# [Aim of the exercise]
Please output every entry below exactly as written, leaving out any pictures.

Stored dataset items:
================================

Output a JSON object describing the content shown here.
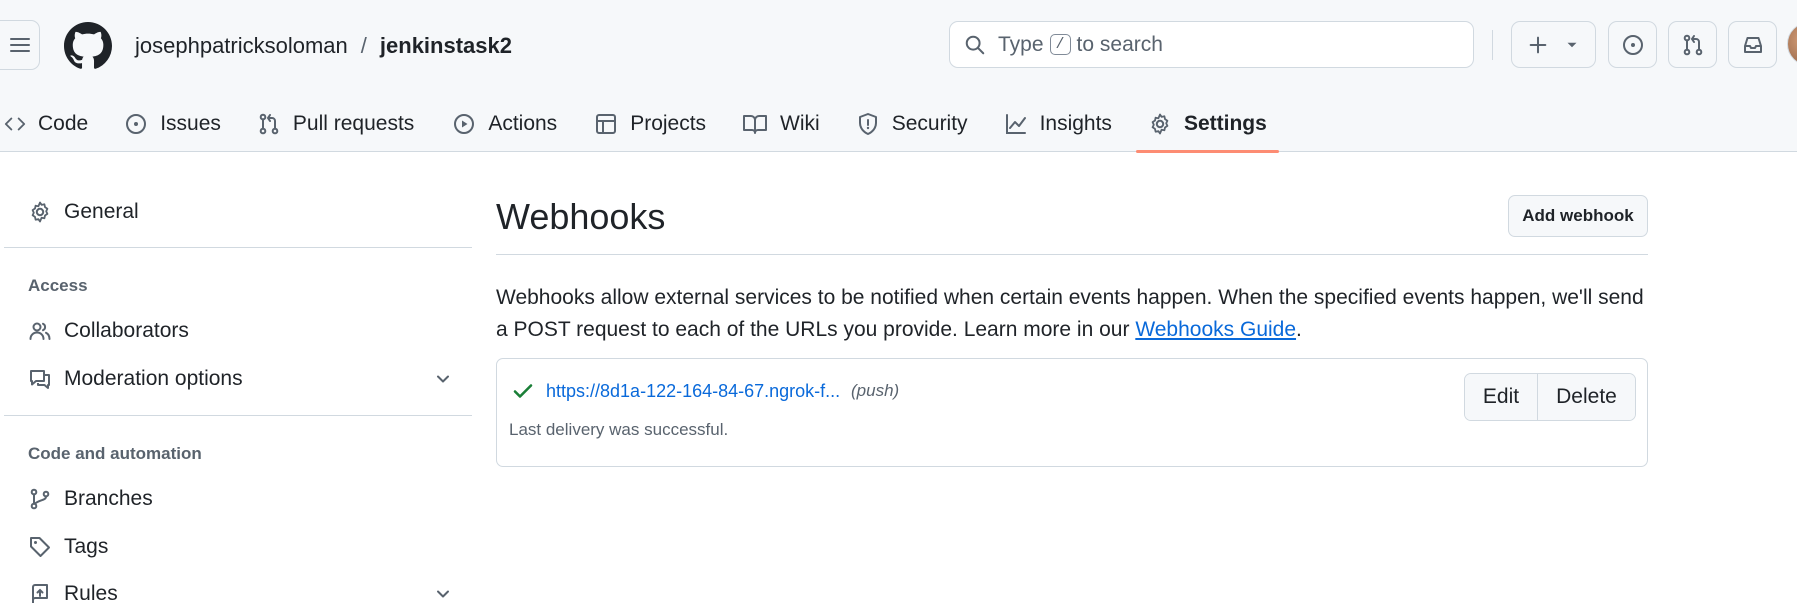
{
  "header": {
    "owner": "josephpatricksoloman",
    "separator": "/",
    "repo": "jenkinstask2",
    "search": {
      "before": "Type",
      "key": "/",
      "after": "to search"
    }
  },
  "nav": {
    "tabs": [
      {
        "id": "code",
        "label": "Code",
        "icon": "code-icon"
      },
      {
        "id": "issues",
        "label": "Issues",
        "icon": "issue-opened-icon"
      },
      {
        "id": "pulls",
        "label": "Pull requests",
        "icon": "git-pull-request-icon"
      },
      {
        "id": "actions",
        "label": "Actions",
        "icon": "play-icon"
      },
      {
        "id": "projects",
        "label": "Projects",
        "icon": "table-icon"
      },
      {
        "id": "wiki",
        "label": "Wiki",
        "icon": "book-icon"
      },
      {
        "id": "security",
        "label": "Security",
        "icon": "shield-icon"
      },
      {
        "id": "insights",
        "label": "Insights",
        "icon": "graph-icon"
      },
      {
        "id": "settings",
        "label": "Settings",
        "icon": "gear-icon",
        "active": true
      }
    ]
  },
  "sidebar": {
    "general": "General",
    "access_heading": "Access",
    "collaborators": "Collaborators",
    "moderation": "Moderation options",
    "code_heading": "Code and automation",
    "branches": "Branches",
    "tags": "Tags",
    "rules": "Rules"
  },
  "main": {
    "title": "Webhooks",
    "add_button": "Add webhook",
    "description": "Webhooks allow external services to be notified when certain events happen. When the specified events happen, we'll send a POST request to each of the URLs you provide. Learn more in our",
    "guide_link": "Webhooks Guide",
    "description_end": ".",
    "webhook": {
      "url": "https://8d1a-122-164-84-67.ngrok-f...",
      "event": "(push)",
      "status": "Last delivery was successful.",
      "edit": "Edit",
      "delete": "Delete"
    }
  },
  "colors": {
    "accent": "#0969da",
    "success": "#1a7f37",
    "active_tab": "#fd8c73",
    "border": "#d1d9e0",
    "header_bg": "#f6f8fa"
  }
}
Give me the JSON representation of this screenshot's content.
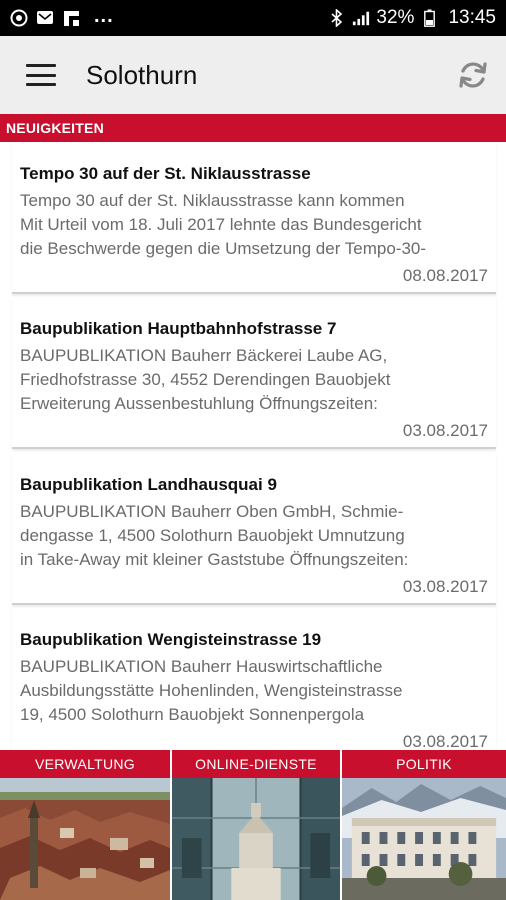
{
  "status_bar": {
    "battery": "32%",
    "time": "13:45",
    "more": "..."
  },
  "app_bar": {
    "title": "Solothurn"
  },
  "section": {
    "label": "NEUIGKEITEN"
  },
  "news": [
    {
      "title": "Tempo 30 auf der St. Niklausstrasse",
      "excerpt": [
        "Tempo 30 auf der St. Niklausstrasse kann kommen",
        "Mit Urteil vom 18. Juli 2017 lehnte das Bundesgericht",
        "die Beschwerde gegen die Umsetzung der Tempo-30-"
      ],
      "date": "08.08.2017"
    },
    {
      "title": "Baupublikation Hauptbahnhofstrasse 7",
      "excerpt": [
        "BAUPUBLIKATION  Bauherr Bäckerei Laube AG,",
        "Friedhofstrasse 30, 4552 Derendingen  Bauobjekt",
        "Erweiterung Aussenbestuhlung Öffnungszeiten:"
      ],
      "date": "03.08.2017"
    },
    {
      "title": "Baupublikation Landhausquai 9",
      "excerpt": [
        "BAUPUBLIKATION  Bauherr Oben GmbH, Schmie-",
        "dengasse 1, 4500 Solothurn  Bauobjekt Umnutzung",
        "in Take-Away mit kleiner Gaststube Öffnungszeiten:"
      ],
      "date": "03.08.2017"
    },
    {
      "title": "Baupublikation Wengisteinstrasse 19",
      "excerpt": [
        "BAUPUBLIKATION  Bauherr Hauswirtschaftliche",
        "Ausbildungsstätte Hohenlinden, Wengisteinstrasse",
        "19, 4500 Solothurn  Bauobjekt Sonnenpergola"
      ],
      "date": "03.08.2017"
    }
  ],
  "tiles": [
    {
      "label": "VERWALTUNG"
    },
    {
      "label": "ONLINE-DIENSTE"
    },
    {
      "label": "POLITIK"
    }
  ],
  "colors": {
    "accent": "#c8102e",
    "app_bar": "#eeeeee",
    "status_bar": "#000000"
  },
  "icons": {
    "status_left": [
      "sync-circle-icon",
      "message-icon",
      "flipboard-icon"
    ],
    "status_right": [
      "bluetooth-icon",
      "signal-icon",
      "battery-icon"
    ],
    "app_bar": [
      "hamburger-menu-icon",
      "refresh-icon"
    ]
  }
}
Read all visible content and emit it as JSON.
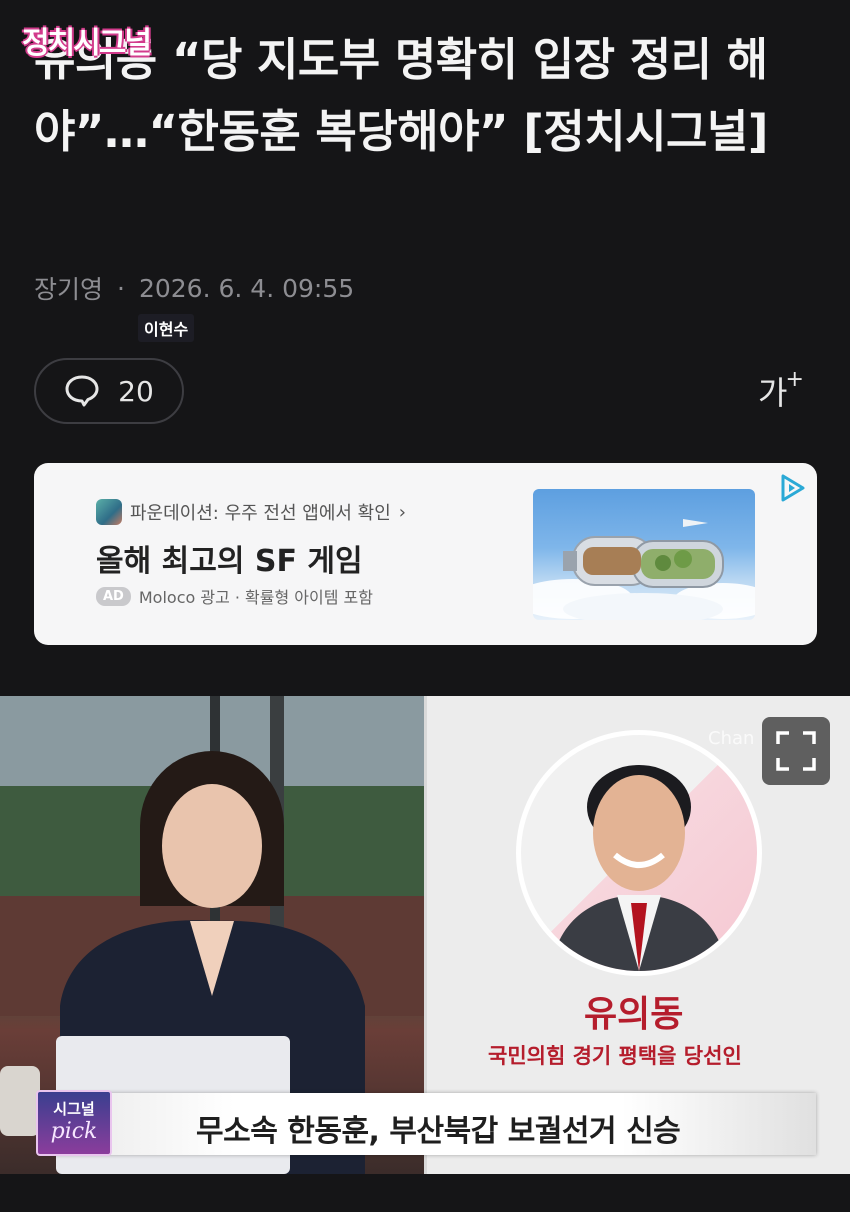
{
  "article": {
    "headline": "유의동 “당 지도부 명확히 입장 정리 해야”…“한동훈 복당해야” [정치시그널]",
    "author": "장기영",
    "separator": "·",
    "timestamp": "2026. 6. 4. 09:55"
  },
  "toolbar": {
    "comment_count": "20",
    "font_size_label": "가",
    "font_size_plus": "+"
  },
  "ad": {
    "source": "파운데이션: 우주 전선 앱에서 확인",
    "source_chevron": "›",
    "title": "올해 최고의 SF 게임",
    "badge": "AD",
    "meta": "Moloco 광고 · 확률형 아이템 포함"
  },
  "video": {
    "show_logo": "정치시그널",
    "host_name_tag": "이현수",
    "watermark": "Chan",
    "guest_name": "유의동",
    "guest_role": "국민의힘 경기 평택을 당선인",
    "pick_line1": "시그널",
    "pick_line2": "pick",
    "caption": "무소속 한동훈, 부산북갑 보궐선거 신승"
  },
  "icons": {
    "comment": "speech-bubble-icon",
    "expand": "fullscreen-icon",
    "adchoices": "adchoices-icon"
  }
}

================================

# [Response]
Output a JSON object describing the content shown here.
{
  "header": {
    "owner": "josephpatricksoloman",
    "separator": "/",
    "repo": "jenkinstask2",
    "search": {
      "before": "Type",
      "key": "/",
      "after": "to search"
    }
  },
  "nav": {
    "tabs": [
      {
        "id": "code",
        "label": "Code",
        "icon": "code-icon"
      },
      {
        "id": "issues",
        "label": "Issues",
        "icon": "issue-opened-icon"
      },
      {
        "id": "pulls",
        "label": "Pull requests",
        "icon": "git-pull-request-icon"
      },
      {
        "id": "actions",
        "label": "Actions",
        "icon": "play-icon"
      },
      {
        "id": "projects",
        "label": "Projects",
        "icon": "table-icon"
      },
      {
        "id": "wiki",
        "label": "Wiki",
        "icon": "book-icon"
      },
      {
        "id": "security",
        "label": "Security",
        "icon": "shield-icon"
      },
      {
        "id": "insights",
        "label": "Insights",
        "icon": "graph-icon"
      },
      {
        "id": "settings",
        "label": "Settings",
        "icon": "gear-icon",
        "active": true
      }
    ]
  },
  "sidebar": {
    "general": "General",
    "access_heading": "Access",
    "collaborators": "Collaborators",
    "moderation": "Moderation options",
    "code_heading": "Code and automation",
    "branches": "Branches",
    "tags": "Tags",
    "rules": "Rules"
  },
  "main": {
    "title": "Webhooks",
    "add_button": "Add webhook",
    "description": "Webhooks allow external services to be notified when certain events happen. When the specified events happen, we'll send a POST request to each of the URLs you provide. Learn more in our",
    "guide_link": "Webhooks Guide",
    "description_end": ".",
    "webhook": {
      "url": "https://8d1a-122-164-84-67.ngrok-f...",
      "event": "(push)",
      "status": "Last delivery was successful.",
      "edit": "Edit",
      "delete": "Delete"
    }
  },
  "colors": {
    "accent": "#0969da",
    "success": "#1a7f37",
    "active_tab": "#fd8c73",
    "border": "#d1d9e0",
    "header_bg": "#f6f8fa"
  }
}
Give me the JSON representation of this screenshot's content.
{
  "status_bar": {
    "battery": "32%",
    "time": "13:45",
    "more": "..."
  },
  "app_bar": {
    "title": "Solothurn"
  },
  "section": {
    "label": "NEUIGKEITEN"
  },
  "news": [
    {
      "title": "Tempo 30 auf der St. Niklausstrasse",
      "excerpt": [
        "Tempo 30 auf der St. Niklausstrasse kann kommen",
        "Mit Urteil vom 18. Juli 2017 lehnte das Bundesgericht",
        "die Beschwerde gegen die Umsetzung der Tempo-30-"
      ],
      "date": "08.08.2017"
    },
    {
      "title": "Baupublikation Hauptbahnhofstrasse 7",
      "excerpt": [
        "BAUPUBLIKATION  Bauherr Bäckerei Laube AG,",
        "Friedhofstrasse 30, 4552 Derendingen  Bauobjekt",
        "Erweiterung Aussenbestuhlung Öffnungszeiten:"
      ],
      "date": "03.08.2017"
    },
    {
      "title": "Baupublikation Landhausquai 9",
      "excerpt": [
        "BAUPUBLIKATION  Bauherr Oben GmbH, Schmie-",
        "dengasse 1, 4500 Solothurn  Bauobjekt Umnutzung",
        "in Take-Away mit kleiner Gaststube Öffnungszeiten:"
      ],
      "date": "03.08.2017"
    },
    {
      "title": "Baupublikation Wengisteinstrasse 19",
      "excerpt": [
        "BAUPUBLIKATION  Bauherr Hauswirtschaftliche",
        "Ausbildungsstätte Hohenlinden, Wengisteinstrasse",
        "19, 4500 Solothurn  Bauobjekt Sonnenpergola"
      ],
      "date": "03.08.2017"
    }
  ],
  "tiles": [
    {
      "label": "VERWALTUNG"
    },
    {
      "label": "ONLINE-DIENSTE"
    },
    {
      "label": "POLITIK"
    }
  ],
  "colors": {
    "accent": "#c8102e",
    "app_bar": "#eeeeee",
    "status_bar": "#000000"
  },
  "icons": {
    "status_left": [
      "sync-circle-icon",
      "message-icon",
      "flipboard-icon"
    ],
    "status_right": [
      "bluetooth-icon",
      "signal-icon",
      "battery-icon"
    ],
    "app_bar": [
      "hamburger-menu-icon",
      "refresh-icon"
    ]
  }
}
Read all visible content and emit it as JSON.
{
  "article": {
    "headline": "유의동 “당 지도부 명확히 입장 정리 해야”…“한동훈 복당해야” [정치시그널]",
    "author": "장기영",
    "separator": "·",
    "timestamp": "2026. 6. 4. 09:55"
  },
  "toolbar": {
    "comment_count": "20",
    "font_size_label": "가",
    "font_size_plus": "+"
  },
  "ad": {
    "source": "파운데이션: 우주 전선 앱에서 확인",
    "source_chevron": "›",
    "title": "올해 최고의 SF 게임",
    "badge": "AD",
    "meta": "Moloco 광고 · 확률형 아이템 포함"
  },
  "video": {
    "show_logo": "정치시그널",
    "host_name_tag": "이현수",
    "watermark": "Chan",
    "guest_name": "유의동",
    "guest_role": "국민의힘 경기 평택을 당선인",
    "pick_line1": "시그널",
    "pick_line2": "pick",
    "caption": "무소속 한동훈, 부산북갑 보궐선거 신승"
  },
  "icons": {
    "comment": "speech-bubble-icon",
    "expand": "fullscreen-icon",
    "adchoices": "adchoices-icon"
  }
}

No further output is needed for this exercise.